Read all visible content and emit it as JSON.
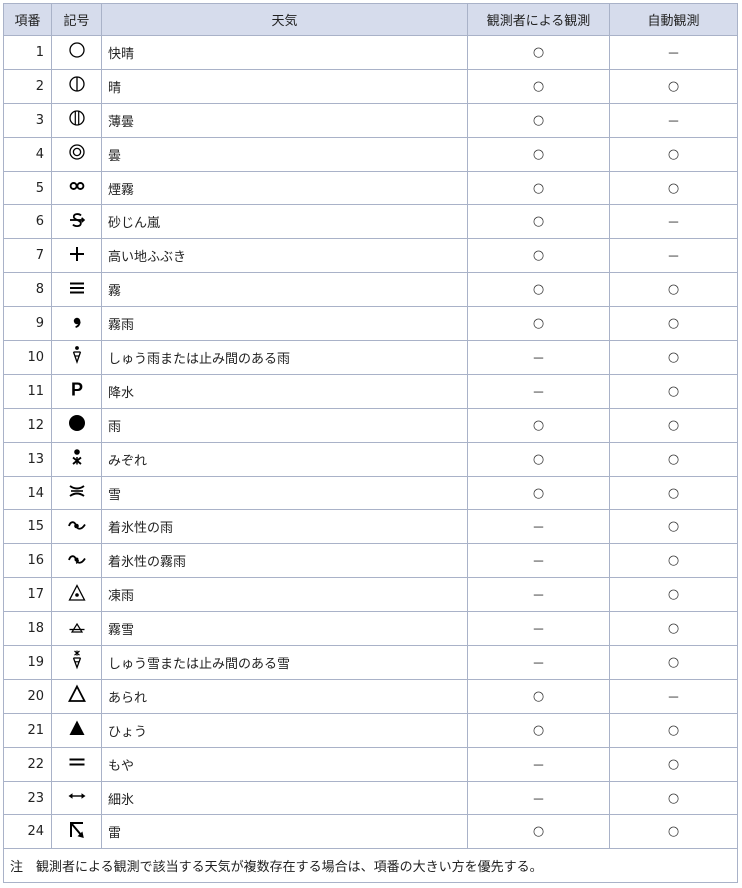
{
  "headers": [
    "項番",
    "記号",
    "天気",
    "観測者による観測",
    "自動観測"
  ],
  "rows": [
    {
      "no": "1",
      "symbol": "clear-sky-icon",
      "weather": "快晴",
      "observer": "○",
      "auto": "－"
    },
    {
      "no": "2",
      "symbol": "fine-icon",
      "weather": "晴",
      "observer": "○",
      "auto": "○"
    },
    {
      "no": "3",
      "symbol": "thin-cloud-icon",
      "weather": "薄曇",
      "observer": "○",
      "auto": "－"
    },
    {
      "no": "4",
      "symbol": "cloudy-icon",
      "weather": "曇",
      "observer": "○",
      "auto": "○"
    },
    {
      "no": "5",
      "symbol": "haze-icon",
      "weather": "煙霧",
      "observer": "○",
      "auto": "○"
    },
    {
      "no": "6",
      "symbol": "sandstorm-icon",
      "weather": "砂じん嵐",
      "observer": "○",
      "auto": "－"
    },
    {
      "no": "7",
      "symbol": "blowing-snow-icon",
      "weather": "高い地ふぶき",
      "observer": "○",
      "auto": "－"
    },
    {
      "no": "8",
      "symbol": "fog-icon",
      "weather": "霧",
      "observer": "○",
      "auto": "○"
    },
    {
      "no": "9",
      "symbol": "drizzle-icon",
      "weather": "霧雨",
      "observer": "○",
      "auto": "○"
    },
    {
      "no": "10",
      "symbol": "rain-shower-icon",
      "weather": "しゅう雨または止み間のある雨",
      "observer": "－",
      "auto": "○"
    },
    {
      "no": "11",
      "symbol": "precipitation-icon",
      "weather": "降水",
      "observer": "－",
      "auto": "○"
    },
    {
      "no": "12",
      "symbol": "rain-icon",
      "weather": "雨",
      "observer": "○",
      "auto": "○"
    },
    {
      "no": "13",
      "symbol": "sleet-icon",
      "weather": "みぞれ",
      "observer": "○",
      "auto": "○"
    },
    {
      "no": "14",
      "symbol": "snow-icon",
      "weather": "雪",
      "observer": "○",
      "auto": "○"
    },
    {
      "no": "15",
      "symbol": "freezing-rain-icon",
      "weather": "着氷性の雨",
      "observer": "－",
      "auto": "○"
    },
    {
      "no": "16",
      "symbol": "freezing-drizzle-icon",
      "weather": "着氷性の霧雨",
      "observer": "－",
      "auto": "○"
    },
    {
      "no": "17",
      "symbol": "ice-pellets-icon",
      "weather": "凍雨",
      "observer": "－",
      "auto": "○"
    },
    {
      "no": "18",
      "symbol": "snow-grains-icon",
      "weather": "霧雪",
      "observer": "－",
      "auto": "○"
    },
    {
      "no": "19",
      "symbol": "snow-shower-icon",
      "weather": "しゅう雪または止み間のある雪",
      "observer": "－",
      "auto": "○"
    },
    {
      "no": "20",
      "symbol": "snow-pellets-icon",
      "weather": "あられ",
      "observer": "○",
      "auto": "－"
    },
    {
      "no": "21",
      "symbol": "hail-icon",
      "weather": "ひょう",
      "observer": "○",
      "auto": "○"
    },
    {
      "no": "22",
      "symbol": "mist-icon",
      "weather": "もや",
      "observer": "－",
      "auto": "○"
    },
    {
      "no": "23",
      "symbol": "diamond-dust-icon",
      "weather": "細氷",
      "observer": "－",
      "auto": "○"
    },
    {
      "no": "24",
      "symbol": "thunder-icon",
      "weather": "雷",
      "observer": "○",
      "auto": "○"
    }
  ],
  "note": "注　観測者による観測で該当する天気が複数存在する場合は、項番の大きい方を優先する。"
}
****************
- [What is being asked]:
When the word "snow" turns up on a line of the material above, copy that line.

- [Task response]:
      "symbol": "blowing-snow-icon",
      "symbol": "snow-icon",
      "symbol": "snow-grains-icon",
      "symbol": "snow-shower-icon",
      "symbol": "snow-pellets-icon",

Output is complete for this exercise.